Prompt: Copy all lines of the listing that include the string "Madrid".

================================

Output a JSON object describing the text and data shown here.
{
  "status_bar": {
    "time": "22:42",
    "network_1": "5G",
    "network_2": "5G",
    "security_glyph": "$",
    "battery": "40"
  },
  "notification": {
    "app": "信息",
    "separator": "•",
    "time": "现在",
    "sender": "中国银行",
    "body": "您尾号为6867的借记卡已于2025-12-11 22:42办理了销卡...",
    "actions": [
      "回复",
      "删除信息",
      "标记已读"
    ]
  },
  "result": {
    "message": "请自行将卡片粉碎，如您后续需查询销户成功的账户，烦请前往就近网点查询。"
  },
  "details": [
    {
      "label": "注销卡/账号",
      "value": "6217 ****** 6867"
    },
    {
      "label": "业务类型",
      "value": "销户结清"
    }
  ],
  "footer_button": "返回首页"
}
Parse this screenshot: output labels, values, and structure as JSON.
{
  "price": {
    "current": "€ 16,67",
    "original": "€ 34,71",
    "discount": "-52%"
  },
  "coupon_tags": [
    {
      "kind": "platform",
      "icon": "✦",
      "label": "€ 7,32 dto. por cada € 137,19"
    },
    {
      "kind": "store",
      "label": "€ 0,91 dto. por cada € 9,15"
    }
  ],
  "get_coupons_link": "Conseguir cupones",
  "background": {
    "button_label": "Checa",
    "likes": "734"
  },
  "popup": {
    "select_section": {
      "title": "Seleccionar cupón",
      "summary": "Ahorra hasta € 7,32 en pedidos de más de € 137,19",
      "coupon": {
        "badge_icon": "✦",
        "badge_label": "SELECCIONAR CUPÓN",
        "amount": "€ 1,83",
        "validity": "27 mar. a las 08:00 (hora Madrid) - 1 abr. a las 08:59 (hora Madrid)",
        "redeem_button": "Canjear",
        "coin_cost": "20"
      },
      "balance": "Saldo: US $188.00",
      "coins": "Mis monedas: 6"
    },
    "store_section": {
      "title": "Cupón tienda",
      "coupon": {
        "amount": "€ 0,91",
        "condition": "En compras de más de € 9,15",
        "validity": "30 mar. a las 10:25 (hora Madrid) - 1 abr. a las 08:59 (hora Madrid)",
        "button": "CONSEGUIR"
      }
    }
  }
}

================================

Result:
        "validity": "27 mar. a las 08:00 (hora Madrid) - 1 abr. a las 08:59 (hora Madrid)",
        "validity": "30 mar. a las 10:25 (hora Madrid) - 1 abr. a las 08:59 (hora Madrid)",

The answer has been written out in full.